Students have been very active in planning and participating in the peace events. At Fordham University, in New York City, students organized a Season of Non-Violence, which started on Jan. 30 (the anniversary date of Gandhi’s assassination) and will run through April 4 (Martin Luther King Jr.’s assassination); students at Fairfield University in Connecticut held a peace dinner on Feb. 9 and planned an interfaith vigil for peace on Feb. 11; and students at Spring Hill College, Mobile, Ala., will hold a demonstration that will offer individuals the opportunity to sign a letter of protest addressed to President Bush.
“The threat of war in Iraq has brought our campuses together in genuine solidarity as they confront the grave issues of life and death, now and into the future,” said Charles Currie, S.J., president of the Association of Jesuit Colleges and Universities. “Concerned students, faculty and staff are grappling with these complex issues. As faith-based communities, we are praying for peace in Iraq and for wisdom among our leaders.”
Vatican Yearbook Shows Small Decrease in Number of Priests
The Vatican’s latest statistical report shows a continuing decline in the number of priests in the world, but an increase in the number of seminarians. Meanwhile, the worldwide Catholic population reached 1.06 billion at the end of 2001, an increase of nearly 1 percent from the previous year. The statistics were released on Feb. 8.
The Vatican said the number of priests declined by 111 during 2001. That reflected a decrease of 778 in religious order priests and an increase of 667 diocesan priests. The number of seminarians increased 1.5 percent over the same period, from 110,583 to 112,244. The most significant increases came in Asia, Africa and the Americas, while Europe and Oceania registered a reduction. The Vatican said other sectors of the pastoral workforce increased significantly in 2001: permanent deacons increased 4.9 percent, members of secular institutes were up 2.7 percent, lay missionaries increased 10.1 percent and catechists were up 6.5 percent.
California’s budget crisis could push already-stretched Catholic Charities services past their limit, according to Catholic agency officials. “Elected leaders often assume that if there are cuts to the poor, the churches can step in and make the difference. But so many parishes are maxed out,” said Rick Mockler, executive director of Catholic Charities of California.

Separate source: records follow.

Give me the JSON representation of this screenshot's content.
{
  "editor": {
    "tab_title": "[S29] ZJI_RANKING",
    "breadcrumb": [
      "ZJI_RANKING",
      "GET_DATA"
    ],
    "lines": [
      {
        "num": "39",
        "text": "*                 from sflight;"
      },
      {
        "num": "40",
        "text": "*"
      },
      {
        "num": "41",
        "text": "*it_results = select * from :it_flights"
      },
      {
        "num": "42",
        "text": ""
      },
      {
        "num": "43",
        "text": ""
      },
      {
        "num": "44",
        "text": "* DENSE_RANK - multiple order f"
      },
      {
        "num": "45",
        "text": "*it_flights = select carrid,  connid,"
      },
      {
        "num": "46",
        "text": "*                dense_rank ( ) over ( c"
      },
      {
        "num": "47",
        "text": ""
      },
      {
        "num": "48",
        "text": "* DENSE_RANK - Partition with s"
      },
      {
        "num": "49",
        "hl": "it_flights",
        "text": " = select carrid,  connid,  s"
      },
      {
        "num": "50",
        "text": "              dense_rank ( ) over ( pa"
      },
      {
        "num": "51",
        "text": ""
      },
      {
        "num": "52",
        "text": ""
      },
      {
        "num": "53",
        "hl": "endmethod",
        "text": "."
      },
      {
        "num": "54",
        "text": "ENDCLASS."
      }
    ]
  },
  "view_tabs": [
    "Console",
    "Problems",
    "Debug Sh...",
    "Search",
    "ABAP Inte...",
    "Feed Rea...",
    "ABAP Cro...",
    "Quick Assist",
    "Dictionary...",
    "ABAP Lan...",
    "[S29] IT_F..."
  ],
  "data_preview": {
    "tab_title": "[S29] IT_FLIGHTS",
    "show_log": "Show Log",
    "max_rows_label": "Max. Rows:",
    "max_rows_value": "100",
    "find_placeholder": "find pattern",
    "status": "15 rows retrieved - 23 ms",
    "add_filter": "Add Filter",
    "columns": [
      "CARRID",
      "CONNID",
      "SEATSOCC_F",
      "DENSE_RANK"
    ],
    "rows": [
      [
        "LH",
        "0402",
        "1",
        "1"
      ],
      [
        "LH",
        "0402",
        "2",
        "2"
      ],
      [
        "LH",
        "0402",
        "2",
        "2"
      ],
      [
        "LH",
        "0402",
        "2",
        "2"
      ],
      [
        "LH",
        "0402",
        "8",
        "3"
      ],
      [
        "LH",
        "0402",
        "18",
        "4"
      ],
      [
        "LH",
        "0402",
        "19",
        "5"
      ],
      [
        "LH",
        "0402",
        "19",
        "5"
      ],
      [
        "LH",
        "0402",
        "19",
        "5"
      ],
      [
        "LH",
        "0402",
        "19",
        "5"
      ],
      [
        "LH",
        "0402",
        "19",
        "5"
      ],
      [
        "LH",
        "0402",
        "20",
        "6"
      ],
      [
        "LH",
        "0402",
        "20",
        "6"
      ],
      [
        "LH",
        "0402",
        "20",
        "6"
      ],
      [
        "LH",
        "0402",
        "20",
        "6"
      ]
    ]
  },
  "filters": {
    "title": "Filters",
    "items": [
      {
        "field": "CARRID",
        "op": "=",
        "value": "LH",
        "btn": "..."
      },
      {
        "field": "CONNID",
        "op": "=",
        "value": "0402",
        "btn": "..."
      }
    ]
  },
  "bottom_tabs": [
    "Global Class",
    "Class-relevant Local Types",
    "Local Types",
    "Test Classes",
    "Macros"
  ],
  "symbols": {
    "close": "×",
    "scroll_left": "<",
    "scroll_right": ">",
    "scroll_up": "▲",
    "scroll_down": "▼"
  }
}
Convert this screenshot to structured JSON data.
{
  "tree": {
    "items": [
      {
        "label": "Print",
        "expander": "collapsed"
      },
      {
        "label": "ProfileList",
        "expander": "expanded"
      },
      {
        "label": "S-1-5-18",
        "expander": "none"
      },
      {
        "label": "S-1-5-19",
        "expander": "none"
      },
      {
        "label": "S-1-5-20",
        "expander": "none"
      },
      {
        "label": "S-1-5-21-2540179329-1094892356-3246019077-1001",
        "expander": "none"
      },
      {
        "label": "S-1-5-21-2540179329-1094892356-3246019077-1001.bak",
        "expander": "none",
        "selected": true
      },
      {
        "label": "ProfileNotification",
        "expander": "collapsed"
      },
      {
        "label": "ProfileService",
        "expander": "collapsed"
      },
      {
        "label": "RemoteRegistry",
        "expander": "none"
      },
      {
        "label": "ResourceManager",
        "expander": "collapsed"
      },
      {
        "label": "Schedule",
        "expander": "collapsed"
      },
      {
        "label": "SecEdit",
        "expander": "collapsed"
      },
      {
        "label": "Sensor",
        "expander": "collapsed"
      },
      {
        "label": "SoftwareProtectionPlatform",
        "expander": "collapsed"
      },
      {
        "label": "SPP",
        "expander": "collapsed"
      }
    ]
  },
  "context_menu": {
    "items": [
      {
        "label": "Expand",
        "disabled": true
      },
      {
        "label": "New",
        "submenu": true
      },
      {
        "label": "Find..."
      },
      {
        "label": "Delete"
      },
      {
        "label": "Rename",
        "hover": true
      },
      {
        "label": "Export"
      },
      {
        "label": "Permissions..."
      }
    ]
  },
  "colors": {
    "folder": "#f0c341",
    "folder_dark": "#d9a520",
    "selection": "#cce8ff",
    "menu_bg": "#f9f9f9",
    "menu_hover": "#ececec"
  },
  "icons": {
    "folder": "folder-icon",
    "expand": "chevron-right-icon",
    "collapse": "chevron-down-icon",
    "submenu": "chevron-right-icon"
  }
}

Cardinal Jean-Marie Lustiger of Paris told a New York audience on Feb. 10 that Jews and Christians need to work together in confronting challenges both faiths face in the modern world, rather than focus on the issues that divide them.